The Dual Meaning of "Practice": Explaining Judaism to Athletes

Learn how Reconstructionist community sustained Rabbi Asher Sofman and about the values that animate Reconstructing Judaism’s new Justice, Equity, Diversity and Inclusion (JEDI) program coordinator.

Screenshot of Rabbi Asher Sofman

Accordion in hand, Rabbi Solomon Hoffman talks about the relationship between waiting and hoping and offers an original take on Psalm 130.

Screenshot of Rabbi Solomon Hoffman

February 10-11

In honor of Evolve’s five-year anniversary, Rabbi Alex Weissman tackles the problematic theme in Jewish tradition of equating light with goodness and dark with evil.

Sunlight filtering through the trees in a forest

Legal scholars and activists Gila Stopler and Yofi Tirosh explain threats posed by the new governing coalition to Israeli democracy, urging listeners abroad not only to care, but to engage.

Podcast cover image: The Israeli Government's War on Women

February is Jewish Disability Awareness and Inclusion Month. This blessing honors the people and communities making Jewish life and experience more accessible and embracing.

A blonde woman embracing a man in a wheelchair

Rabbi Elliot Kukla explores how trauma and disability represent essential aspects of being human.

Silhouette of a person using a wheelchair outdoors at sunrise

This gathering of resources explains RRC’s open policy on rabbis with non-Jewish partners, placing within it the context of trends in contemporary Jewish and spiritual life.

The Reconstructionist Rabbinical College in Wyncote, Pa.

February 3-4

This original music video honors the literal act of planting as well as the metaphorical planting undertaken by each generation to create flourishing Jewish communities.

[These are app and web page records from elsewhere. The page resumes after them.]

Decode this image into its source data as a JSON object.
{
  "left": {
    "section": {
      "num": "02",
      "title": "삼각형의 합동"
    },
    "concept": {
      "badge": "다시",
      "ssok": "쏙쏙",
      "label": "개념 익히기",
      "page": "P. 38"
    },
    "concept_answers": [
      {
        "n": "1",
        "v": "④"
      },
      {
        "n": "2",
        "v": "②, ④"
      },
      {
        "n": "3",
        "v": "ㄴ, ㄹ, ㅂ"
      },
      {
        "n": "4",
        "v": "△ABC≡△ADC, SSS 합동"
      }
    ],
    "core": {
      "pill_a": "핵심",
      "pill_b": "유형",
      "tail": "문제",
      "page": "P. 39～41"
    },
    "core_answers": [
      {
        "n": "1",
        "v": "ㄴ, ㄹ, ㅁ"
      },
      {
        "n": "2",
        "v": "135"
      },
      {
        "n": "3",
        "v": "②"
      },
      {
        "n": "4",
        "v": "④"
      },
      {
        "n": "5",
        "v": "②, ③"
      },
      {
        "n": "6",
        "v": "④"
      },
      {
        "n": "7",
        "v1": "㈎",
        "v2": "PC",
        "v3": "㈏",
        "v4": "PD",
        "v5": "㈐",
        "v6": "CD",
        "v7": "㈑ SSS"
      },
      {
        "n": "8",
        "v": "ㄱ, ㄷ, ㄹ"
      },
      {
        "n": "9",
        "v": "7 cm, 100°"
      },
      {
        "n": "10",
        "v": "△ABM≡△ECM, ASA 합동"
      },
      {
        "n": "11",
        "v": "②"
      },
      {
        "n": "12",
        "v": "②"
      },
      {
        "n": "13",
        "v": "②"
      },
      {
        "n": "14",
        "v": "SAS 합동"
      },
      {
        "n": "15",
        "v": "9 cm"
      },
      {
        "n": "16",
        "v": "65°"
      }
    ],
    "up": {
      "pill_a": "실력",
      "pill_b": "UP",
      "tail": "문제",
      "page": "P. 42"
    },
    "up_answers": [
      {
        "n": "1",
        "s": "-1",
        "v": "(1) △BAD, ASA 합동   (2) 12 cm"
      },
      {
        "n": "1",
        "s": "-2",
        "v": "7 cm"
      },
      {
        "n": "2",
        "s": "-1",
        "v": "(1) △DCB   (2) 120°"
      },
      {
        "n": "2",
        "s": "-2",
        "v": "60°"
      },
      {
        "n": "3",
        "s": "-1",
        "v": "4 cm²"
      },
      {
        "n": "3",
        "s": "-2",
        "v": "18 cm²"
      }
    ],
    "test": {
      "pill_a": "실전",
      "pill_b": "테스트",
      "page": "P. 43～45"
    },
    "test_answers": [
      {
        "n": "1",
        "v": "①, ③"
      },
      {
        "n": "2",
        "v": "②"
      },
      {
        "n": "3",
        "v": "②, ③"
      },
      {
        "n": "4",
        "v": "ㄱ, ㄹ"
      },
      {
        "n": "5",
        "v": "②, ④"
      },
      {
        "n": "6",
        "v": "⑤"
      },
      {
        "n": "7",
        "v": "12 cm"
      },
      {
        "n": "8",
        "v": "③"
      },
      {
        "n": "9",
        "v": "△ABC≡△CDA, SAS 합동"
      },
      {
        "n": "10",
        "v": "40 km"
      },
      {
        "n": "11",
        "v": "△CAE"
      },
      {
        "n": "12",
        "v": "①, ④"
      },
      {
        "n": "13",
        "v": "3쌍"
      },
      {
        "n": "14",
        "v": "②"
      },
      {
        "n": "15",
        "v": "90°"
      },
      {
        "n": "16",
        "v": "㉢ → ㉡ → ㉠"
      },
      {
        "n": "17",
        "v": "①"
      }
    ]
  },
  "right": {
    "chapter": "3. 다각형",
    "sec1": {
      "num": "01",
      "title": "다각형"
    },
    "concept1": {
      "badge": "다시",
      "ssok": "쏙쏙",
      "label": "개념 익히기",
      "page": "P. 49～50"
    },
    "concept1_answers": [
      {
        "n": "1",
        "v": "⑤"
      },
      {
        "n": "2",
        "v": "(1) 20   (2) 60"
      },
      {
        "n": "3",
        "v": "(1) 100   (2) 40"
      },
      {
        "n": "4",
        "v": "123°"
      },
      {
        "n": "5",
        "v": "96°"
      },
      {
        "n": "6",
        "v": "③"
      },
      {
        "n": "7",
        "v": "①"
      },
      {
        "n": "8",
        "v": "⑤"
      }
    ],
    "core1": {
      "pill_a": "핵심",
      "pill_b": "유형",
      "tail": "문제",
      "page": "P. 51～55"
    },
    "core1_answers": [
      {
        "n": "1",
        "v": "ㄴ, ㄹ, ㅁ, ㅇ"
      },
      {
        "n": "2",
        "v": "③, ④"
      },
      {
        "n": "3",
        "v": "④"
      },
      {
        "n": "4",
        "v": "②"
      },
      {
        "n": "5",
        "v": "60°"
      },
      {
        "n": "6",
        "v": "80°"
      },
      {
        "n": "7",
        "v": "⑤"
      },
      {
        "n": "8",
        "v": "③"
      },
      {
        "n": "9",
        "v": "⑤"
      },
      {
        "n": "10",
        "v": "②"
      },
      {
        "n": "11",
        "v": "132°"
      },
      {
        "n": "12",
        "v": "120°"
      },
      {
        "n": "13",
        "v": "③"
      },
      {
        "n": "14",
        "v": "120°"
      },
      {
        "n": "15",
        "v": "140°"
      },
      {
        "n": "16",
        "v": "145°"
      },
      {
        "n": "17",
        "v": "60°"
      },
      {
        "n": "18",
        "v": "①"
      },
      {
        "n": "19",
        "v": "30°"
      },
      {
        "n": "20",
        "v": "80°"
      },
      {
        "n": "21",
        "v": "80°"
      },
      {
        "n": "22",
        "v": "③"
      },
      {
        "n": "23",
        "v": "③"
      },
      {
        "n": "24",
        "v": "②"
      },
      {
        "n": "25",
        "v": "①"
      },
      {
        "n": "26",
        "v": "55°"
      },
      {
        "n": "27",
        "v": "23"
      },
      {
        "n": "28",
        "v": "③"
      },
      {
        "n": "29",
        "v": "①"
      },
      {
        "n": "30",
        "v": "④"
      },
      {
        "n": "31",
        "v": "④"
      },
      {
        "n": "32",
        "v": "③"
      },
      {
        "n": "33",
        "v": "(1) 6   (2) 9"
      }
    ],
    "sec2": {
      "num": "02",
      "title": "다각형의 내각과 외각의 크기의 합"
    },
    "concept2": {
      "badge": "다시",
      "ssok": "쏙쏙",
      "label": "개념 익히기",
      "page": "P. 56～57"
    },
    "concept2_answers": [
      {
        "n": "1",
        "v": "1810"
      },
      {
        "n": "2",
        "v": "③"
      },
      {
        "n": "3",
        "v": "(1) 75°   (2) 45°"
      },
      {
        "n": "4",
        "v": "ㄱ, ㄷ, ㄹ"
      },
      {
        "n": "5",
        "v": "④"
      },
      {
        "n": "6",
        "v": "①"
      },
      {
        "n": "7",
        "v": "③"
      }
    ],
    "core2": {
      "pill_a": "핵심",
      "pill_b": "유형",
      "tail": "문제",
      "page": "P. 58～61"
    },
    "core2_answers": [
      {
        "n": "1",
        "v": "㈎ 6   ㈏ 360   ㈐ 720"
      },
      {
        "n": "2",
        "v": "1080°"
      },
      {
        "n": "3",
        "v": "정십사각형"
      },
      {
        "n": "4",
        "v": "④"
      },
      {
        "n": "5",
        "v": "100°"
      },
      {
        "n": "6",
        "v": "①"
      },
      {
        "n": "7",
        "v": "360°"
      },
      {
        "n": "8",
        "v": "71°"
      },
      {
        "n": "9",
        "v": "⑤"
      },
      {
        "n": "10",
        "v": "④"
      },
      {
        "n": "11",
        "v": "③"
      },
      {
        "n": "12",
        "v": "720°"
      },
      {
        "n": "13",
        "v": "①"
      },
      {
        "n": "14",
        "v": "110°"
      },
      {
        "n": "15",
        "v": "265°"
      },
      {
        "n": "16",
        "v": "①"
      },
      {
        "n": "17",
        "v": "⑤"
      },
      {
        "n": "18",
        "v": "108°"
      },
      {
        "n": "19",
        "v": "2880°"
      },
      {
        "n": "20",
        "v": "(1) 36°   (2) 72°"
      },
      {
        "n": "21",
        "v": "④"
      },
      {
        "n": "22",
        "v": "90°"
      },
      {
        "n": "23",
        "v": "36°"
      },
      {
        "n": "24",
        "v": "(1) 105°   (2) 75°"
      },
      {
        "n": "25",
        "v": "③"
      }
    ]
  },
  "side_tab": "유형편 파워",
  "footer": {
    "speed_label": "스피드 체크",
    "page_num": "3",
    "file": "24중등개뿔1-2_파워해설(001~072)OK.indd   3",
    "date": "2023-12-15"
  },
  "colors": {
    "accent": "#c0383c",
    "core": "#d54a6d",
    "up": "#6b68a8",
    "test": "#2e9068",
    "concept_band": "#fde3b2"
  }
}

The words "I am Planting" overlaid on grass and bushes

Writing about climate crisis and environmental racism, Rabbi Julie Greenberg reminds us to say “Yes” to life, to love and to nature — to be fully human and in community with others even as we face unprecedented challenges.

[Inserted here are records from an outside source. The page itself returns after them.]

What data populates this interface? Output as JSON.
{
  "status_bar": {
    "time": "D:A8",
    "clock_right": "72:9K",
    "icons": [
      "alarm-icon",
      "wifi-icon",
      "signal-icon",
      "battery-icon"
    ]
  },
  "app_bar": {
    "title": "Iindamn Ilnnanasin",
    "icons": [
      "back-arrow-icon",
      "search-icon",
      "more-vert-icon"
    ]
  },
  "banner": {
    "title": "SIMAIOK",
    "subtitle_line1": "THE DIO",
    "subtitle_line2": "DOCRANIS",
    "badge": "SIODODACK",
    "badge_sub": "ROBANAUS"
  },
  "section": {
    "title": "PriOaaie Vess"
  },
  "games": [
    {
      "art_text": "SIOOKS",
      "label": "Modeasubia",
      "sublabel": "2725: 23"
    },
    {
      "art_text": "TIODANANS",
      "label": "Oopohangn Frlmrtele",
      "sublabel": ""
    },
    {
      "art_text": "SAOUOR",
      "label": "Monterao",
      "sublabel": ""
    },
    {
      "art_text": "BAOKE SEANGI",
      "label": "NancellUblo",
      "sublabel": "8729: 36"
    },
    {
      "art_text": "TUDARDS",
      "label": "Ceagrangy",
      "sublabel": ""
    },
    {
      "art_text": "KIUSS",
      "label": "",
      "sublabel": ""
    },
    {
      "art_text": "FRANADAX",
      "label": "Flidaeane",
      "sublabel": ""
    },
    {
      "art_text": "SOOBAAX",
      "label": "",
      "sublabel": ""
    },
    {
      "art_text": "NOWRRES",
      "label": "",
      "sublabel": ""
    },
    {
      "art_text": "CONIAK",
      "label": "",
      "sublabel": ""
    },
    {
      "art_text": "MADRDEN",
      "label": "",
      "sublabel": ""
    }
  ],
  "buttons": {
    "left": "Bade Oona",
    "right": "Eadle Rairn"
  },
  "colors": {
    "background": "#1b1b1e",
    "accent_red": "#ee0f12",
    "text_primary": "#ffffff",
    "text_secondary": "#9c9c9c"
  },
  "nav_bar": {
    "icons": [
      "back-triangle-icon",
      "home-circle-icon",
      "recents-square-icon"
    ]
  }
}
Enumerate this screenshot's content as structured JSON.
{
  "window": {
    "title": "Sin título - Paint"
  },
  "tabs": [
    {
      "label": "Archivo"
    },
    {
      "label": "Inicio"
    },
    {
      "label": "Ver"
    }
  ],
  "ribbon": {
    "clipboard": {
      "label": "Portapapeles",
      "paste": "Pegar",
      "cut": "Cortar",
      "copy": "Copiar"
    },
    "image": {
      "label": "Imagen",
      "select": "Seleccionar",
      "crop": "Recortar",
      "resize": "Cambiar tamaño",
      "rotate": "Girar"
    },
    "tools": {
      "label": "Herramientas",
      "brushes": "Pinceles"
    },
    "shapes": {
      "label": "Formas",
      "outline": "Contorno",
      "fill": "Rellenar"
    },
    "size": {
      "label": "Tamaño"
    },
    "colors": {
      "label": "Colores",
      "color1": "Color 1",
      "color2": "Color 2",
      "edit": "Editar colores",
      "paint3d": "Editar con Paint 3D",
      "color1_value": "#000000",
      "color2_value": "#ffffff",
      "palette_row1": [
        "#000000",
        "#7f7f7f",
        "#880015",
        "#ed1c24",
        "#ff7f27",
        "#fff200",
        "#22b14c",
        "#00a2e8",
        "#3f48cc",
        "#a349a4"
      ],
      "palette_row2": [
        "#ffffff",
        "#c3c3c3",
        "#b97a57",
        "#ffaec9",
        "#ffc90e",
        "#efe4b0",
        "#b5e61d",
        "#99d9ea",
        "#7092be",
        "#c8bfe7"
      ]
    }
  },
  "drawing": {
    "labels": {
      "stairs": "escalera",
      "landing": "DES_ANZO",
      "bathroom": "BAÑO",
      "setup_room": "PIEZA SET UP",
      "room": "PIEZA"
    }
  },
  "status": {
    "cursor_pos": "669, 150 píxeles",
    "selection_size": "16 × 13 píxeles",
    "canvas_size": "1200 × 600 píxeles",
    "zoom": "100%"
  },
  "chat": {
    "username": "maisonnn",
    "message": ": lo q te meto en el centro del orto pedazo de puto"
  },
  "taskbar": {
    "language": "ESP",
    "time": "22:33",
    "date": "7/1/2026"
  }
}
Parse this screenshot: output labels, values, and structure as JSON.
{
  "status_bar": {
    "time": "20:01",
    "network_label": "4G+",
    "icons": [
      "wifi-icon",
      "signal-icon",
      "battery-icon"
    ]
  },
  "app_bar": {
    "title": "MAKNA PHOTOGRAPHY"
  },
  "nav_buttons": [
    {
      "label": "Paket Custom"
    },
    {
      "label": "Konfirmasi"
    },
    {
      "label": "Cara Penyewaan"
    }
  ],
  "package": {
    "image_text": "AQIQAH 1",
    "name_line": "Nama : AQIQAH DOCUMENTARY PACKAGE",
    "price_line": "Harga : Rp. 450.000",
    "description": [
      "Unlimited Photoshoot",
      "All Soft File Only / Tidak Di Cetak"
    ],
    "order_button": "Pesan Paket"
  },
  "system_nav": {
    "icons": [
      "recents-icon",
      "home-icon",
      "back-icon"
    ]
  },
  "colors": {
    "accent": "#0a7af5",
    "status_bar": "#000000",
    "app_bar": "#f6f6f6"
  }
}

View of the earth from space

This ritual, for planting a tree in honor of a child, is a physical act that cultivates the celebration of new life. It also symbolizes the interconnectedness of living beings.

Two hands cupping a small seedling in dirt

In this podcast, Rabbi David Seidenberg teaches that the central purpose of the Torah is to ensure that people live in harmony with the environment and other living things.

Podcast episode cover: Special Live Episode: Addressing Global Climate Disruption Through Torah

February is Jewish Disability, Awareness and Inclusion Month. Revisit this in-depth piece that details the many ways Reconstructionist communities practice inclusion.

Paper dolls of different ethnicities and abilities above Scrabble tiles that spell out "Inclusion"

Rabbi Deborah Waxman defends pluralism and democracy, and opposes ethnonationalism, in Israel, the United States and everywhere.

Photo of Rabbi Deborah Waxman

The Reconstructionist Network

Serving as central organization of the Reconstructionist movement

Training the next generation of groundbreaking rabbis

Modeling respectful conversations on pressing Jewish issues

Curating original, Jewish rituals, and convening Jewish creatives

The Reconstructionist Network